Following the welcome by DGA President Taylor Hackford to an audience of more than 1,600 guests, director/actor Carl Reiner hosted the ceremony.

Presenters included (in show order): Jon Cryer (Two and a Half Men), Julie Bowen (Modern Family), Jeremy Renner (The Hurt Locker), Lea Michele and Matthew Morrison (Glee), DGA Board Member Jesus Trevino, Cheryl Hines (Curb Your Enthusiasm), Zoe Saldana and Sam Worthington (Avatar), Jodie Foster (The Beaver), DGA Board Member Donald Petrie, Carey Mulligan (An Education), Gabourey Sidibe (Precious: Based on the Novel ‘Push’ by Sapphire), President and CEO of Disney Robert Iger, Christina Hendricks (Mad Men), Anna Kendrick and Jason Bateman (Up In The Air), Christoph Waltz (Inglourious Basterds), DGA Secretary/Treasurer Gil Cates, Robert Zemeckis (A Christmas Carol), Christopher Nolan (The Dark Knight), Brad Pitt (Inglourious Basterds), Jane Alexander (Terminator Salvation), DGA President Taylor Hackford, and 2008 DGA Feature Film Award winner Danny Boyle (Slumdog Millionaire).

The DGA’s Award for Outstanding Directorial Achievement in Feature Film has traditionally served as a near-perfect barometer for the Academy Award for Best Director. Only six times since the DGA Award’s inception in 1948 has the winner not gone on to receive the Academy Award for Best Director. (see list at the end of this release)

The winners of the 2009 Directors Guild of America Awards for Outstanding Directorial Achievement, and the recipients of the Guild’s 2010 Career Achievement Awards are:

Outstanding Direction of a Feature Film: Kathryn Bigelow, The Hurt Locker
Outstanding Direction of a Feature Documentary: Louie Psihoyos, The Cove

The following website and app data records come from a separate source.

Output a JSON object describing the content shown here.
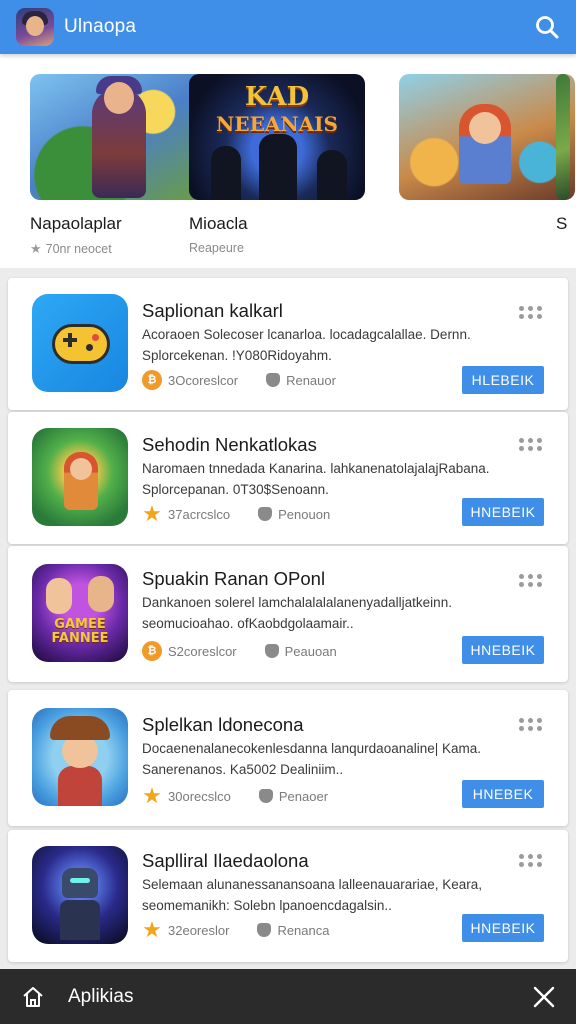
{
  "header": {
    "title": "Ulnaopa",
    "logo_icon": "game-avatar-logo",
    "search_icon": "search-icon",
    "color": "#3f8fe8"
  },
  "featured": [
    {
      "name": "Napaolaplar",
      "subtitle": "70nr neocet"
    },
    {
      "name": "Mioacla",
      "subtitle": "Reapeure",
      "art_line1": "KAD",
      "art_line2": "NEEANAIS"
    },
    {
      "name": "S",
      "subtitle": ""
    }
  ],
  "apps": [
    {
      "title": "Saplionan kalkarl",
      "desc1": "Acoraoen Solecoser lcanarloa. locadagcalallae. Dernn.",
      "desc2": "Splorcekenan. !Y080Ridoyahm.",
      "rating": "3Ocoreslcor",
      "rating_icon": "coin-icon",
      "tag": "Renauor",
      "button": "HLEBEIK"
    },
    {
      "title": "Sehodin Nenkatlokas",
      "desc1": "Naromaen tnnedada Kanarina. lahkanenatolajalajRabana.",
      "desc2": "Splorcepanan. 0T30$Senoann.",
      "rating": "37acrcslco",
      "rating_icon": "star-icon",
      "tag": "Penouon",
      "button": "HNEBEIK"
    },
    {
      "title": "Spuakin Ranan OPonl",
      "desc1": "Dankanoen solerel lamchalalalalanenyadalljatkeinn.",
      "desc2": "seomucioahao. ofKaobdgolaamair..",
      "rating": "S2coreslcor",
      "rating_icon": "coin-icon",
      "tag": "Peauoan",
      "button": "HNEBEIK",
      "icon_text": "GAMEE FANNEE"
    },
    {
      "title": "Splelkan ldonecona",
      "desc1": "Docaenenalanecokenlesdanna lanqurdaoanaline| Kama.",
      "desc2": "Sanerenanos. Ka5002 Dealiniim..",
      "rating": "30orecslco",
      "rating_icon": "star-icon",
      "tag": "Penaoer",
      "button": "HNEBEK"
    },
    {
      "title": "Saplliral Ilaedaolona",
      "desc1": "Selemaan alunanessanansoana lalleenauarariae, Keara,",
      "desc2": "seomemanikh: Solebn lpanoencdagalsin..",
      "rating": "32eoreslor",
      "rating_icon": "star-icon",
      "tag": "Renanca",
      "button": "HNEBEIK"
    }
  ],
  "bottom": {
    "label": "Aplikias",
    "home_icon": "home-icon",
    "close_icon": "close-icon"
  }
}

Outstanding Direction of a Dramatic Series: Lesli Linka Glatter, Mad Men, “Guy Walks Into An Advertising Agency”
Outstanding Direction of a Comedy Series: Jason Winer, Modern Family, “Pilot”

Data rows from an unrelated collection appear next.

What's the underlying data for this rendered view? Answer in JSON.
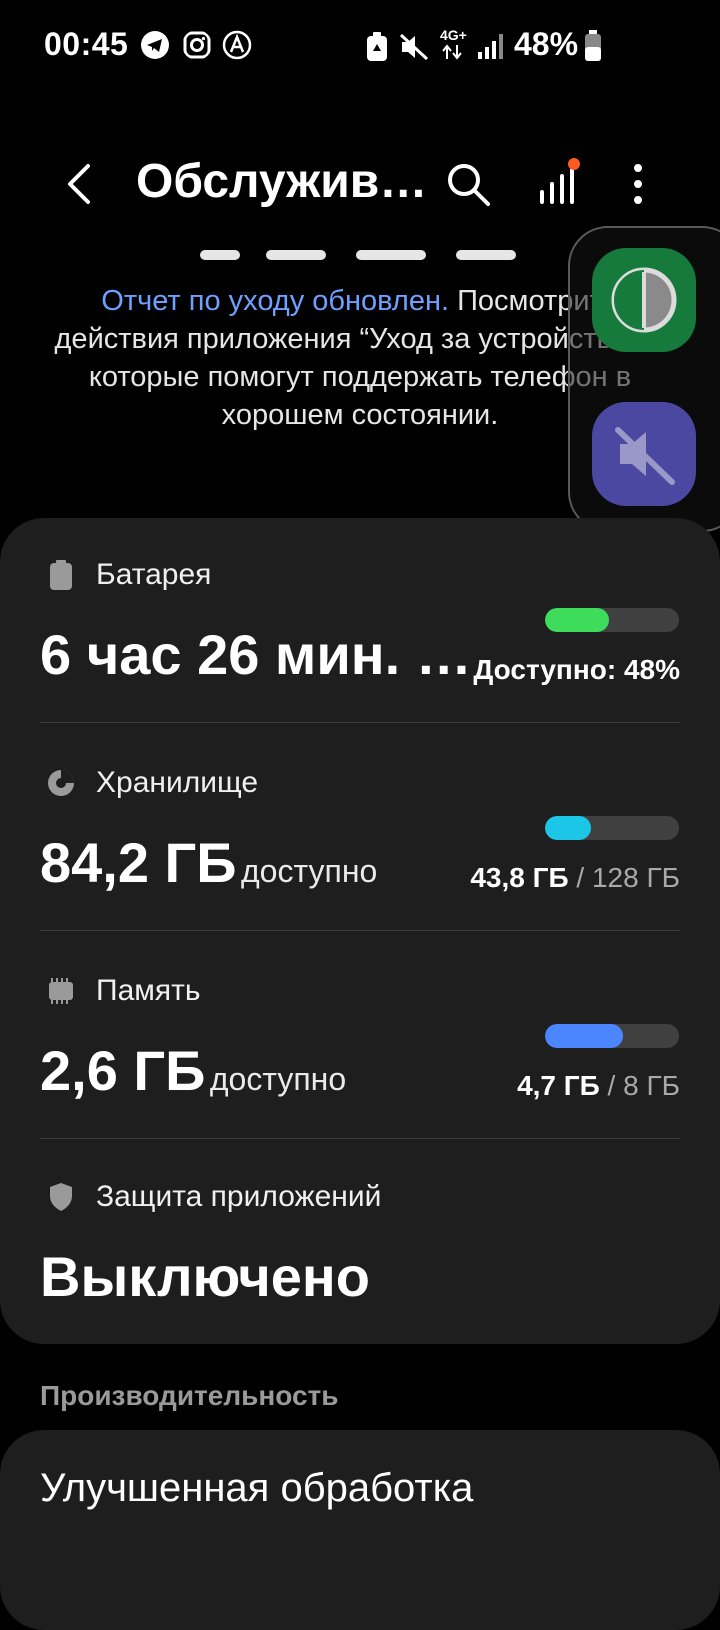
{
  "status_bar": {
    "time": "00:45",
    "battery_percent": "48%",
    "network": "4G+",
    "icons": [
      "telegram-icon",
      "instagram-icon",
      "app-a-icon",
      "battery-saver-icon",
      "mute-icon",
      "network-4g-icon",
      "signal-icon",
      "battery-icon"
    ]
  },
  "app_bar": {
    "title": "Обслужив…",
    "icons": [
      "back-icon",
      "search-icon",
      "signal-bars-icon",
      "more-icon"
    ],
    "badge_color": "#ff5a1f"
  },
  "description": {
    "link_text": "Отчет по уходу обновлен.",
    "body_text": " Посмотрите действия приложения “Уход за устройством”, которые помогут поддержать телефон в хорошем состоянии."
  },
  "floating_panel": {
    "buttons": [
      "timer-icon",
      "mute-icon"
    ],
    "colors": [
      "#157a3c",
      "#4a48a0"
    ]
  },
  "battery": {
    "label": "Батарея",
    "value": "6 час 26 мин. …",
    "available_text": "Доступно: 48%",
    "level": 48,
    "color": "#3ddc5b"
  },
  "storage": {
    "label": "Хранилище",
    "value": "84,2 ГБ",
    "unit": "доступно",
    "used": "43,8 ГБ",
    "separator": " / ",
    "total": "128 ГБ",
    "level": 34,
    "color": "#1cc6e6"
  },
  "memory": {
    "label": "Память",
    "value": "2,6 ГБ",
    "unit": "доступно",
    "used": "4,7 ГБ",
    "separator": " / ",
    "total": "8 ГБ",
    "level": 58,
    "color": "#4c86ff"
  },
  "app_protection": {
    "label": "Защита приложений",
    "value": "Выключено"
  },
  "performance": {
    "section_title": "Производительность",
    "item_title": "Улучшенная обработка"
  }
}
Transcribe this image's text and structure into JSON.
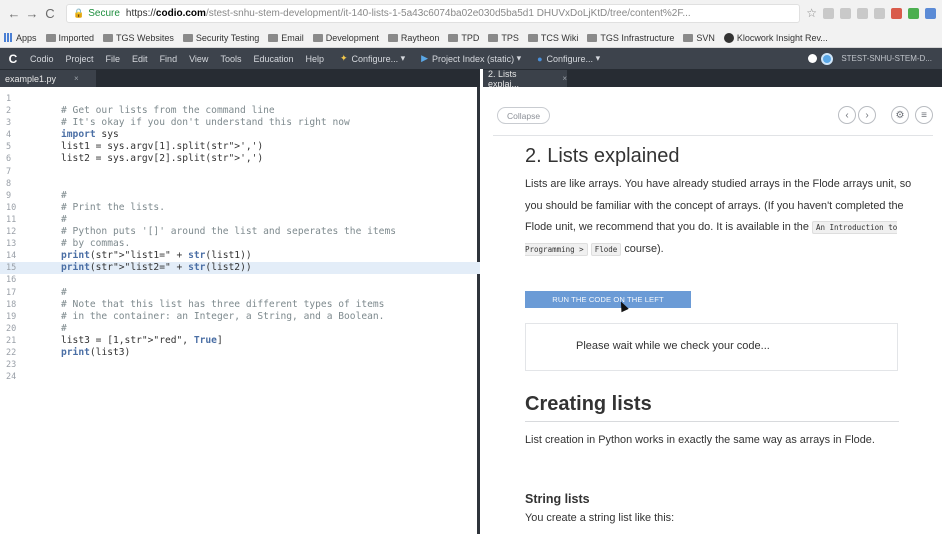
{
  "browser": {
    "nav_back": "←",
    "nav_forward": "→",
    "nav_reload": "C",
    "secure_label": "Secure",
    "url_scheme": "https://",
    "url_host": "codio.com",
    "url_rest": "/stest-snhu-stem-development/it-140-lists-1-5a43c6074ba02e030d5ba5d1 DHUVxDoLjKtD/tree/content%2F...",
    "bookmarks": [
      "Apps",
      "Imported",
      "TGS Websites",
      "Security Testing",
      "Email",
      "Development",
      "Raytheon",
      "TPD",
      "TPS",
      "TCS Wiki",
      "TGS Infrastructure",
      "SVN",
      "Klocwork Insight Rev..."
    ]
  },
  "menubar": {
    "logo": "C",
    "items": [
      "Codio",
      "Project",
      "File",
      "Edit",
      "Find",
      "View",
      "Tools",
      "Education",
      "Help"
    ],
    "configure1": "Configure...",
    "project_index": "Project Index (static)",
    "configure2": "Configure...",
    "user": "STEST-SNHU-STEM-D..."
  },
  "editor": {
    "tab_label": "example1.py",
    "tab_close": "×",
    "line_numbers": [
      "1",
      "2",
      "3",
      "4",
      "5",
      "6",
      "7",
      "8",
      "9",
      "10",
      "11",
      "12",
      "13",
      "14",
      "15",
      "16",
      "17",
      "18",
      "19",
      "20",
      "21",
      "22",
      "23",
      "24"
    ],
    "lines": [
      "",
      "# Get our lists from the command line",
      "# It's okay if you don't understand this right now",
      "import sys",
      "list1 = sys.argv[1].split(',')",
      "list2 = sys.argv[2].split(',')",
      "",
      "",
      "#",
      "# Print the lists.",
      "#",
      "# Python puts '[]' around the list and seperates the items",
      "# by commas.",
      "print(\"list1=\" + str(list1))",
      "print(\"list2=\" + str(list2))",
      "",
      "#",
      "# Note that this list has three different types of items",
      "# in the container: an Integer, a String, and a Boolean.",
      "#",
      "list3 = [1,\"red\", True]",
      "print(list3)",
      "",
      ""
    ],
    "highlighted_line": 15
  },
  "guide": {
    "tab_label": "2. Lists explai...",
    "tab_close": "×",
    "collapse_label": "Collapse",
    "prev_label": "‹",
    "next_label": "›",
    "settings_label": "⚙",
    "menu_label": "≡",
    "section_title": "2. Lists explained",
    "intro_1": "Lists are like arrays. You have already studied arrays in the Flode arrays unit, so you should be familiar with the concept of arrays. (If you haven't completed the Flode unit, we recommend that you do. It is available in the ",
    "intro_chip_1": "An Introduction to Programming >",
    "intro_chip_2": "Flode",
    "intro_2": " course).",
    "run_button": "RUN THE CODE ON THE LEFT",
    "wait_message": "Please wait while we check your code...",
    "creating_title": "Creating lists",
    "creating_text": "List creation in Python works in exactly the same way as arrays in Flode.",
    "string_lists_title": "String lists",
    "string_lists_text": "You create a string list like this:"
  },
  "colors": {
    "menubar_bg": "#3d434c",
    "run_button_bg": "#6b9bd6",
    "highlight_line": "#e3edf8"
  }
}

Outstanding Direction of a Musical Variety Program: Don Mischner, “We Are One: The Obama Inaugural Celebration”
Outstanding Direction of a Reality Program: Craig Borders, Build It Bigger Season 3: “Hong Kong Bridge”
Outstanding Direction of a Daytime Serial: Christopher Goutman, As The World Turns, “Once Upon A Time”

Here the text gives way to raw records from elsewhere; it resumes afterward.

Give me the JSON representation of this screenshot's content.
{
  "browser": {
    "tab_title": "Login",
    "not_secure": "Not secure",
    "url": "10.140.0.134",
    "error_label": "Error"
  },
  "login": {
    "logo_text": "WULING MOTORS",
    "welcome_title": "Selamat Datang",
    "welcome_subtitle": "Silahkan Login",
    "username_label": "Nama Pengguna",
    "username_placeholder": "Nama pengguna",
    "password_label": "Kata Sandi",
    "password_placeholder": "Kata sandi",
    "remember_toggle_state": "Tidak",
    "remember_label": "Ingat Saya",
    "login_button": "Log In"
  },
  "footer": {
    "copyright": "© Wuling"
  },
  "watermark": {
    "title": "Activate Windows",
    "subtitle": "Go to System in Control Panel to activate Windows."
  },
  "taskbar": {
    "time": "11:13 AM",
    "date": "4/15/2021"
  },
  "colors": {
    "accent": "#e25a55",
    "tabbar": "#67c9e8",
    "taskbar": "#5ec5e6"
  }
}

Outstanding Direction of a Movie for Television: Michael Sucsy, Grey Gardens
Outstanding Direction in Commercials: Tom Kuntz – Eyebrows, Cadbury; Tailor, Skittles; Scents For Gents, Old Spice; Tips, Career Builder